- First Contacts (28,000 BCE-1821 CE) - US History: Homeschool Curriculum
- Settling North America (1497-1732) - US History: Homeschool Curriculum
- The Road to Revolution (1700-1774) - US History: Homeschool Curriculum
- The American Revolution (1775-1783) - US History: Homeschool Curriculum
- The Making of a New Nation (1776-1800) - US History: Homeschool Curriculum
- The Virginia Dynasty (1801--1825) - US History: Homeschool Curriculum
- Jacksonian Democracy (1825 -- 1850) - US History: Homeschool Curriculum
- Life in Antebellum America (1807-1861) - US History: Homeschool Curriculum
- Manifest Destiny (1806-1855) - US History: Homeschool Curriculum
- Sectional Crisis (1850-1861) - US History: Homeschool Curriculum
- American Civil War (1861-1865) - US History: Homeschool Curriculum
- Reconstruction (1865-1877) - US History: Homeschool Curriculum
- Westward Expansion, Industrialization & Urbanization (1870-1900) - US History: Homeschool Curriculum

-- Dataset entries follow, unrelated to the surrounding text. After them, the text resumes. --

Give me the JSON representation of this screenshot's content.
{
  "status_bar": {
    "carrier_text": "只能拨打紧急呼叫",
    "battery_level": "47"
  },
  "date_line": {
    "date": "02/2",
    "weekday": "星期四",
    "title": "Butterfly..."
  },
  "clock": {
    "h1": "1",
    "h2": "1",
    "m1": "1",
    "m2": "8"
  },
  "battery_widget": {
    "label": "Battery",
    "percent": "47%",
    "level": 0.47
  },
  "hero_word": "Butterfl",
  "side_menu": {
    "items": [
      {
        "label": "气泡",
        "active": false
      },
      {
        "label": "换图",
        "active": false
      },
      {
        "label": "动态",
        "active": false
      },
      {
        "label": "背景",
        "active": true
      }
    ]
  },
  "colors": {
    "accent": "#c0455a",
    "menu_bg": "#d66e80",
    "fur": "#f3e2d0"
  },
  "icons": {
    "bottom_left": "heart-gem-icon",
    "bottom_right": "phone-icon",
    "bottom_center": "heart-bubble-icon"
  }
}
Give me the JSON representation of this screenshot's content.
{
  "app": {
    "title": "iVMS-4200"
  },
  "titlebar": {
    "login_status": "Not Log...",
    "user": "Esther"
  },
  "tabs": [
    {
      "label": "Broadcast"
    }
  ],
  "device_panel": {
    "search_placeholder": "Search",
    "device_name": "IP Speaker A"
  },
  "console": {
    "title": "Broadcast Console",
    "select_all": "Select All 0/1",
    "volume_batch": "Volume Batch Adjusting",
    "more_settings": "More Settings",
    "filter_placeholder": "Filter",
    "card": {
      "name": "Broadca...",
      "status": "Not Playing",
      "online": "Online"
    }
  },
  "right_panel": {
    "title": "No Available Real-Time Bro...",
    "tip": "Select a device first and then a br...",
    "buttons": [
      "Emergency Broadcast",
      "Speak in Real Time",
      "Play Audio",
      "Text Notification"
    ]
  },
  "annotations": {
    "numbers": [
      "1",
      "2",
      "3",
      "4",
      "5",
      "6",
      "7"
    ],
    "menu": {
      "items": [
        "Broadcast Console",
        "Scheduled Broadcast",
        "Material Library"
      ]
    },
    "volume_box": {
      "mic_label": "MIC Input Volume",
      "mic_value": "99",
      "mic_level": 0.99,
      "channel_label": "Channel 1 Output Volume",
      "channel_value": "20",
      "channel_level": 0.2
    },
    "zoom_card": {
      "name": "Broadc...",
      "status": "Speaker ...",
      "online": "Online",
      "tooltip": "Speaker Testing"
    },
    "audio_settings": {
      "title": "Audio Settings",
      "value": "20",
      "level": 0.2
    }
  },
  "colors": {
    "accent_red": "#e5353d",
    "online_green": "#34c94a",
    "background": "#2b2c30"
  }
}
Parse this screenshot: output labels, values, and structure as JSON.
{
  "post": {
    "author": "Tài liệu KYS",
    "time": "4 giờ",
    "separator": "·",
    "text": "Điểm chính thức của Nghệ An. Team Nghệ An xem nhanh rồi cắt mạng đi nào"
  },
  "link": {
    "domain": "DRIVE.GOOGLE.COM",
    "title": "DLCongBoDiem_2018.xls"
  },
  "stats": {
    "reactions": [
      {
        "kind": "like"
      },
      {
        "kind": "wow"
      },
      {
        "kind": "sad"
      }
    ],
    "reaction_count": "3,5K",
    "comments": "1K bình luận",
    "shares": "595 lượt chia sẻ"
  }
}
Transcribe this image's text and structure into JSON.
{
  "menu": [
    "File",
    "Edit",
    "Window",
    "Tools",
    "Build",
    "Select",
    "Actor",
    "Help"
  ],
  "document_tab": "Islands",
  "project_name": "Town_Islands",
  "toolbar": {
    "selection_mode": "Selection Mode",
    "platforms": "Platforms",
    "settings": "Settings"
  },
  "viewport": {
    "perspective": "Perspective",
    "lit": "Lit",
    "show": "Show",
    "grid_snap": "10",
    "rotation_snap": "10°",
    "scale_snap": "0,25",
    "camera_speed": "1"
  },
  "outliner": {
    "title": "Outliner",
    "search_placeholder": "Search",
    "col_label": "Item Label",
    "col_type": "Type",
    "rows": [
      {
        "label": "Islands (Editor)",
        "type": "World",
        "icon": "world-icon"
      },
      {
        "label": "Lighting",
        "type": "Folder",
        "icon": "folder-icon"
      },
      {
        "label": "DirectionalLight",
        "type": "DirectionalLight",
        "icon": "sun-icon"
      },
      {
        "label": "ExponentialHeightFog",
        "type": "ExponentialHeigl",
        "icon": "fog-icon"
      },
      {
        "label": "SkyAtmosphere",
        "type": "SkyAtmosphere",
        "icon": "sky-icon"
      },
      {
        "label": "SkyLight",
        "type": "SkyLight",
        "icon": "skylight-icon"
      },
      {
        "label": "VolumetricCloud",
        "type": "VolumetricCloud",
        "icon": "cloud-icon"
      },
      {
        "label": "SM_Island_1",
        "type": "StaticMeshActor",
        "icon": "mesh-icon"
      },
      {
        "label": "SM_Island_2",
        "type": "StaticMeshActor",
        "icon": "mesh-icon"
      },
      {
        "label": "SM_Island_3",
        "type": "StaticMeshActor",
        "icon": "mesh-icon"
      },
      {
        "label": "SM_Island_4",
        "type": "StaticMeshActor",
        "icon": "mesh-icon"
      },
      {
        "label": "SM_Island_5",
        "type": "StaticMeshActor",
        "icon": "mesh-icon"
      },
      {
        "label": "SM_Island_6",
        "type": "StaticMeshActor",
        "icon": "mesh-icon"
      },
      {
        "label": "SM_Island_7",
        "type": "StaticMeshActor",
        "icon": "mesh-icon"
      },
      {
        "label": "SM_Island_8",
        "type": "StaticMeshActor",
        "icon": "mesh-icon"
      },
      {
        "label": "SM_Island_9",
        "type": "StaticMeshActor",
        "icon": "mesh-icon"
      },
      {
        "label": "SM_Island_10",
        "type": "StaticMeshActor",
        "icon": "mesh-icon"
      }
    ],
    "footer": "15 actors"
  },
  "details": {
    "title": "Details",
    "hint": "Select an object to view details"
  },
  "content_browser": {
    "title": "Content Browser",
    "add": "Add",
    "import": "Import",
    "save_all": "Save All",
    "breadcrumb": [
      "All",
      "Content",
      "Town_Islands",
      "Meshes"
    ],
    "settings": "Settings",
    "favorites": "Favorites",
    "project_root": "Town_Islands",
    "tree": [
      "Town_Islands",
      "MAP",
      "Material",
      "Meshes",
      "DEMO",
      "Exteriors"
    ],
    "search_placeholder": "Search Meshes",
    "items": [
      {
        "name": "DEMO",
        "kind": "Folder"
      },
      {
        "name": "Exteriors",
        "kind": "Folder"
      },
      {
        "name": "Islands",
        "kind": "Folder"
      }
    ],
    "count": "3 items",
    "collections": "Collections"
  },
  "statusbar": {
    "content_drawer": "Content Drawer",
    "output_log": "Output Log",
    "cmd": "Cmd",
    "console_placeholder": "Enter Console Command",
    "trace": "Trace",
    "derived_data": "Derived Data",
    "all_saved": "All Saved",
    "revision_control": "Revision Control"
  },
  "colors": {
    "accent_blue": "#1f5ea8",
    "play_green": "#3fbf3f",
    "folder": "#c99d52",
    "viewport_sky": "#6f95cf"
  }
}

- The Progressive Era (1900-1917) - US History: Homeschool Curriculum
- The Roaring 20s (1920-1929) - US History: Homeschool Curriculum
- The Great Depression (1929-1940) - US History: Homeschool Curriculum
- The US in World War ll (1941-1945) - US History: Homeschool Curriculum
- Post-War World (1946-1959) - US History: Homeschool Curriculum
- The Cold War (1950-1973) - US History: Homeschool Curriculum
- Protests, Activism and Civil Disobedience (1954-1973) - US History: Homeschool Curriculum
- The 1970s (1969-1979) - US History: Homeschool Curriculum
- The Rise of Political Conservatism (1980-1992) - US History: Homeschool Curriculum
- Contemporary America (1992-2013) - US History: Homeschool Curriculum